» **RECORDS SUPPLIED**

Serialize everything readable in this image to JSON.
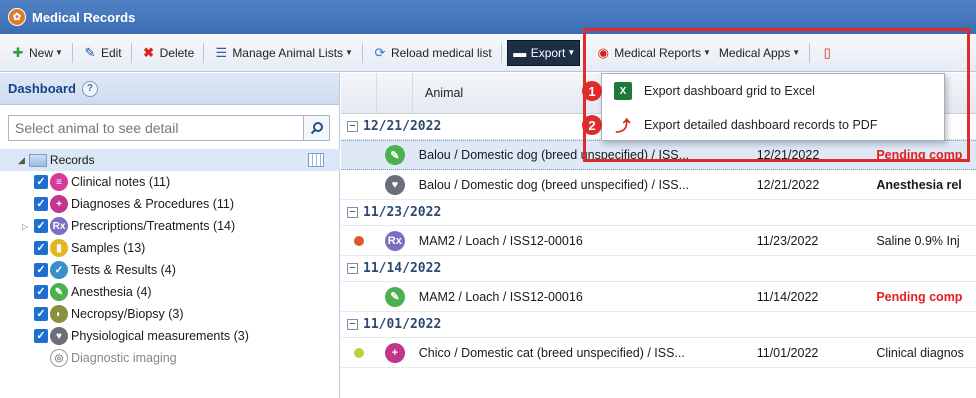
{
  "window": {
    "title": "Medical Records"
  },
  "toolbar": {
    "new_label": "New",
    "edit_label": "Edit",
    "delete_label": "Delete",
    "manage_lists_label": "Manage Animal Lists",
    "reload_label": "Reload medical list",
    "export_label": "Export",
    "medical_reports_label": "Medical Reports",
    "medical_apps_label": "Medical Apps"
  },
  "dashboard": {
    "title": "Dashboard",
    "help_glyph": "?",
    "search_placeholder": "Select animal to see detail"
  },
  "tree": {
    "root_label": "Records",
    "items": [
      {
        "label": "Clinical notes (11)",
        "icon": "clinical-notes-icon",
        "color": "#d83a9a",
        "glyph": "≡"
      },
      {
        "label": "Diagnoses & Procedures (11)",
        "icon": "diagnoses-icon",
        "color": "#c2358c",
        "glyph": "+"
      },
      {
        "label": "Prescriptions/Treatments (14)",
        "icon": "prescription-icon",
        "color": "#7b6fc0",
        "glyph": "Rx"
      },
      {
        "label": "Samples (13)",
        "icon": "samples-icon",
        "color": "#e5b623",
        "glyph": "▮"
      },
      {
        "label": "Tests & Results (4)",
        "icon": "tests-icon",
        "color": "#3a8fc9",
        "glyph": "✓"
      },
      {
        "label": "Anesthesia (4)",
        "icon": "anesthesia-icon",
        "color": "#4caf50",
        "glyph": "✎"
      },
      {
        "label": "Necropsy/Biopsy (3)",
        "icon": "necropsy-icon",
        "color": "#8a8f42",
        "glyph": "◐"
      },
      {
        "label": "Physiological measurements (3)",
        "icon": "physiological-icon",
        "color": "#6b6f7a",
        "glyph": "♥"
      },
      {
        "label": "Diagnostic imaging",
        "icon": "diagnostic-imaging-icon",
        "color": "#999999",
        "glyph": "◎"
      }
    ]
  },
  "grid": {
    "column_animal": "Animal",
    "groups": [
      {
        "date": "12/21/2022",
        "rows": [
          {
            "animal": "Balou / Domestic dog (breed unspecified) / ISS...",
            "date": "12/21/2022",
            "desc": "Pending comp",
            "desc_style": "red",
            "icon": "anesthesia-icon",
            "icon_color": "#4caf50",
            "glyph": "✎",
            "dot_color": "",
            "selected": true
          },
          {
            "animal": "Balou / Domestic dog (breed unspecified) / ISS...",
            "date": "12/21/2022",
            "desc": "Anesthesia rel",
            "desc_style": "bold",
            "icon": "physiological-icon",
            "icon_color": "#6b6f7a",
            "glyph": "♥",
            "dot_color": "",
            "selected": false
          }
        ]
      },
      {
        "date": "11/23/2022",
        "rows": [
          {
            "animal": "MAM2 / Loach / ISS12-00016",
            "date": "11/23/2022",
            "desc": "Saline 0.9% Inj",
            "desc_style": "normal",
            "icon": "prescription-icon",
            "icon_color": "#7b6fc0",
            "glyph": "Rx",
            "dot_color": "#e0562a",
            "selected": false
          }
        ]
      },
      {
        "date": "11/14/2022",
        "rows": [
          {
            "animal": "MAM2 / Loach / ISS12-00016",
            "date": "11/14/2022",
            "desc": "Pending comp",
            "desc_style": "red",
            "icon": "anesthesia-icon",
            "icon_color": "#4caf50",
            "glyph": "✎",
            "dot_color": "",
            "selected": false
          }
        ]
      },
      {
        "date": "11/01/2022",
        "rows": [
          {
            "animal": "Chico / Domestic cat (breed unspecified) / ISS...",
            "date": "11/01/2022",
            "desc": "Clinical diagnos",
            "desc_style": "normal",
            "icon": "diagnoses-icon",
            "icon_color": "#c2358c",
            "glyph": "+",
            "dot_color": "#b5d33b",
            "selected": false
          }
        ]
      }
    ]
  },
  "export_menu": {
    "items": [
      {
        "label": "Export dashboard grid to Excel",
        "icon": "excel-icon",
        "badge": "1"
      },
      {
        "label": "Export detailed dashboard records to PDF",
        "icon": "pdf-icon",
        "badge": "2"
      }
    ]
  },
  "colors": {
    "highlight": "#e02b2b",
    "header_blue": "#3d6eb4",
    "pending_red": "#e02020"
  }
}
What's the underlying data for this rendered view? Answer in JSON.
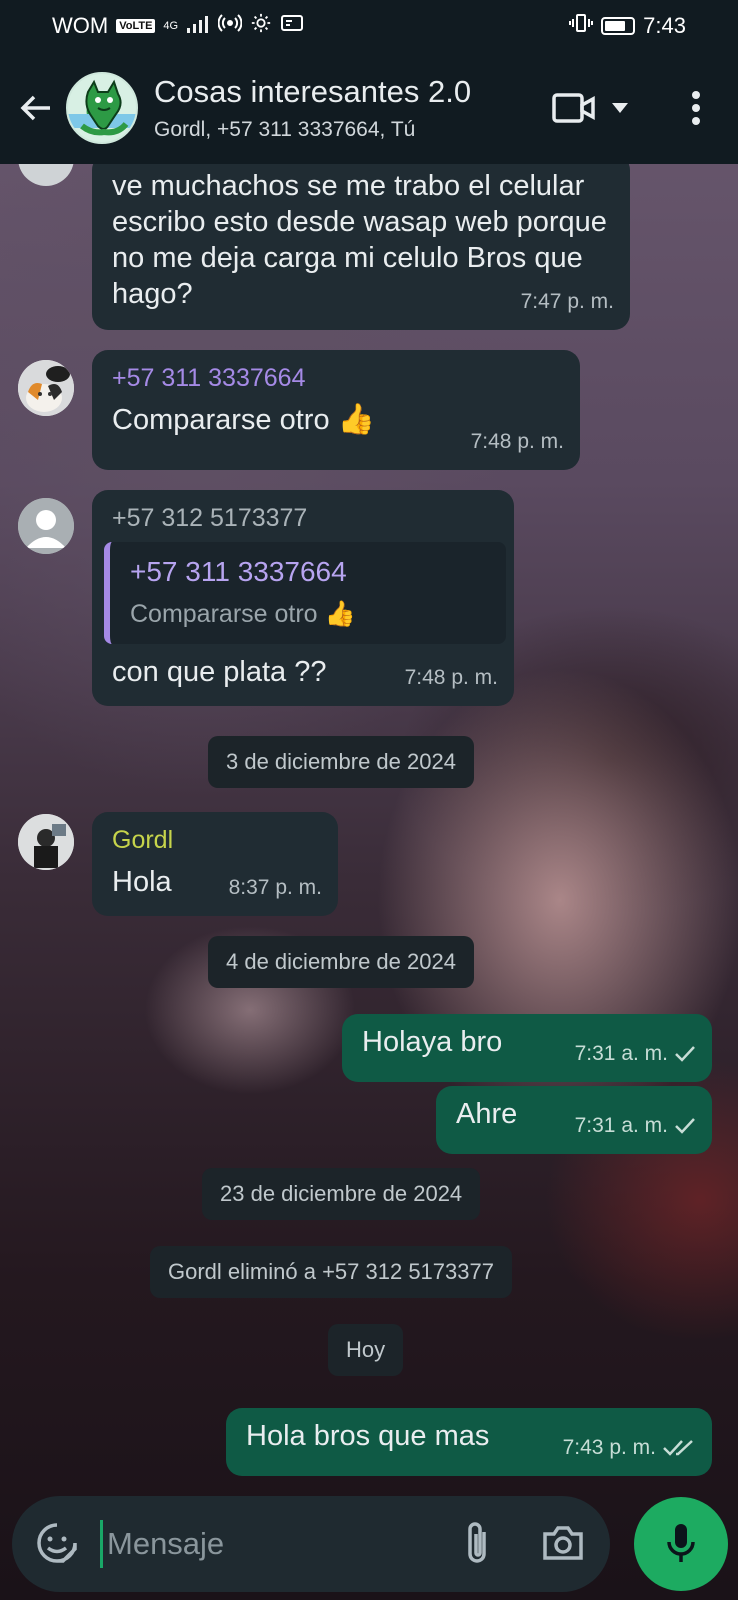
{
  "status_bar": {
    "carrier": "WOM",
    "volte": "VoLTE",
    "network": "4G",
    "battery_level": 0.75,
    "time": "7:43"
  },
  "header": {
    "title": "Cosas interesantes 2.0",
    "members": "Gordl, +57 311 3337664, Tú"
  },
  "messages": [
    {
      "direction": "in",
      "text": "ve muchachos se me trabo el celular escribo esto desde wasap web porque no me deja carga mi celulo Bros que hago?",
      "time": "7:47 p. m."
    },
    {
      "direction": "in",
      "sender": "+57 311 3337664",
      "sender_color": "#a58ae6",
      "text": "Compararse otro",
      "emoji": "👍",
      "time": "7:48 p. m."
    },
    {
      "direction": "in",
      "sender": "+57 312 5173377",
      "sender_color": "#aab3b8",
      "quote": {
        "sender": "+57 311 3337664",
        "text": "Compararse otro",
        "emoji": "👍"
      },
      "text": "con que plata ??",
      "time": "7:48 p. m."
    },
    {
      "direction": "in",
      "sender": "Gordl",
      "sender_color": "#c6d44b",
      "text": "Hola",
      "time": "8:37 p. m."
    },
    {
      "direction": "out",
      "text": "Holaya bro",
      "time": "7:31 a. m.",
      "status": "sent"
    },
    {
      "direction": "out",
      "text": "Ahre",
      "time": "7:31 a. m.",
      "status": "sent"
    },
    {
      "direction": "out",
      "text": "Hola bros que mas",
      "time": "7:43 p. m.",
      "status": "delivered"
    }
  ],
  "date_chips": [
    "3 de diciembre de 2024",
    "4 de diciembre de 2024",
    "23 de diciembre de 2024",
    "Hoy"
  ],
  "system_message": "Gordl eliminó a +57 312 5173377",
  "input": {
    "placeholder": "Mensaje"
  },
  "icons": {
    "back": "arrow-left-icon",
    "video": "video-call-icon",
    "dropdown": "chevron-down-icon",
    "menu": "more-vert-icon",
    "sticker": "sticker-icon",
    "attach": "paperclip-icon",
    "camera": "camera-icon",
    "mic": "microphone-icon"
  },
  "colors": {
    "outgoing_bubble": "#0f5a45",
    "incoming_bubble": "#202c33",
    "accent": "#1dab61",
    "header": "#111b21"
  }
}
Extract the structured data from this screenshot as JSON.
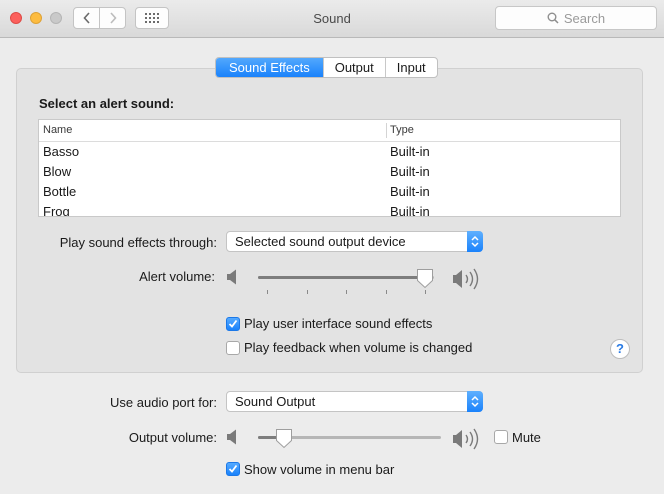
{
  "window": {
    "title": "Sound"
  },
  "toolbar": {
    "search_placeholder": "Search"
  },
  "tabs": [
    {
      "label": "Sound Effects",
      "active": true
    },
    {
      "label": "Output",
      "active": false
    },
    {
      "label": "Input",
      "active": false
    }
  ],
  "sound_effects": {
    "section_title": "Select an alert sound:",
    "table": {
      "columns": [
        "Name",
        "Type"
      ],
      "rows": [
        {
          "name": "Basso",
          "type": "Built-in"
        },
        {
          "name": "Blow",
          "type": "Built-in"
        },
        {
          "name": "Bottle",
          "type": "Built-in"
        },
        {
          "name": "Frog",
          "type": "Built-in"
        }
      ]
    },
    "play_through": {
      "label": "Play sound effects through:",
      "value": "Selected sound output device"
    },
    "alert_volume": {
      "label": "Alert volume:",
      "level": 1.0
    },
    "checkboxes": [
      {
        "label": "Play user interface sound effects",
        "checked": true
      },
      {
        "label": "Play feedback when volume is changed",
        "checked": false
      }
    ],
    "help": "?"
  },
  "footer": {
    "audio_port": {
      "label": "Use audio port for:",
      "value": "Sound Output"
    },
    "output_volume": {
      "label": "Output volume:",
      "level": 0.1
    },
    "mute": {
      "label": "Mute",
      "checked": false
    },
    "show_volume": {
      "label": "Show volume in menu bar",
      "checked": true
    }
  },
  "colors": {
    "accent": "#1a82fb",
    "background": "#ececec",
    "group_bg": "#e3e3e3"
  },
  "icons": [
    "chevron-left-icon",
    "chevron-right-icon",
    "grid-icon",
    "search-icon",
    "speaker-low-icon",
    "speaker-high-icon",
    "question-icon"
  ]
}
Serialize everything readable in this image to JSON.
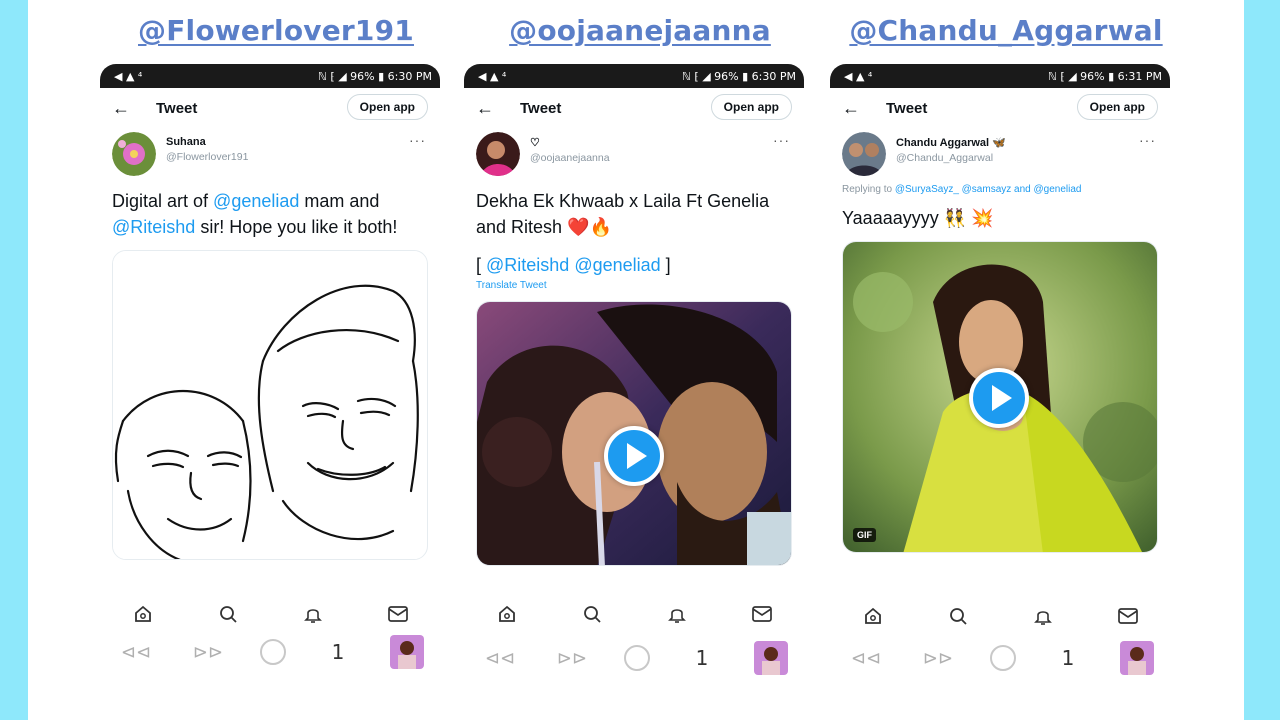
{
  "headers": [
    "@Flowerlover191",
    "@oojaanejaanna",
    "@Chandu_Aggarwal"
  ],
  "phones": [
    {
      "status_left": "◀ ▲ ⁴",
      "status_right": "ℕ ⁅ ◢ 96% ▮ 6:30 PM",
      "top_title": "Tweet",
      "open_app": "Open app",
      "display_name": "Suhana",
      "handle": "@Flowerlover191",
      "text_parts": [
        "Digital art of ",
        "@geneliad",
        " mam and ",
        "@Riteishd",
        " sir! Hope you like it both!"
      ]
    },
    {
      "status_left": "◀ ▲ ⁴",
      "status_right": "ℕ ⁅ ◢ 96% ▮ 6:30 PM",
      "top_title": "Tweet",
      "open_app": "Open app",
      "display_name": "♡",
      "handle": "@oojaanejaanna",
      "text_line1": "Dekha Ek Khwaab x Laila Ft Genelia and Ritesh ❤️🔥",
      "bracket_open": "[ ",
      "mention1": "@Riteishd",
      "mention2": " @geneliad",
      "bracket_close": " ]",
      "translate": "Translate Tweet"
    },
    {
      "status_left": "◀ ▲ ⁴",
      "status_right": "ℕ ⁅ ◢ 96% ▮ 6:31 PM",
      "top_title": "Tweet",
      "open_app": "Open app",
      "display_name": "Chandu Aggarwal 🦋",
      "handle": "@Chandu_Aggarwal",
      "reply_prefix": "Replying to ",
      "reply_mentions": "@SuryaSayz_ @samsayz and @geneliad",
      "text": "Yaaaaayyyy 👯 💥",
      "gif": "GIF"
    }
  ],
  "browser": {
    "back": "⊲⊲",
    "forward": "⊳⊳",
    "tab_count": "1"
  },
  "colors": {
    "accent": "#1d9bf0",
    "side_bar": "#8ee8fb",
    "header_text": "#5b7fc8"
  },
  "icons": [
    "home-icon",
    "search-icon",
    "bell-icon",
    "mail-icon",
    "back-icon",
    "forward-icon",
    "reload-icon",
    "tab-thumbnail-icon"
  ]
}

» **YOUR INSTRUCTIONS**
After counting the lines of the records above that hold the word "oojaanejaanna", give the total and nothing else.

» **SOLUTION FOR THIS EXERCISE**
2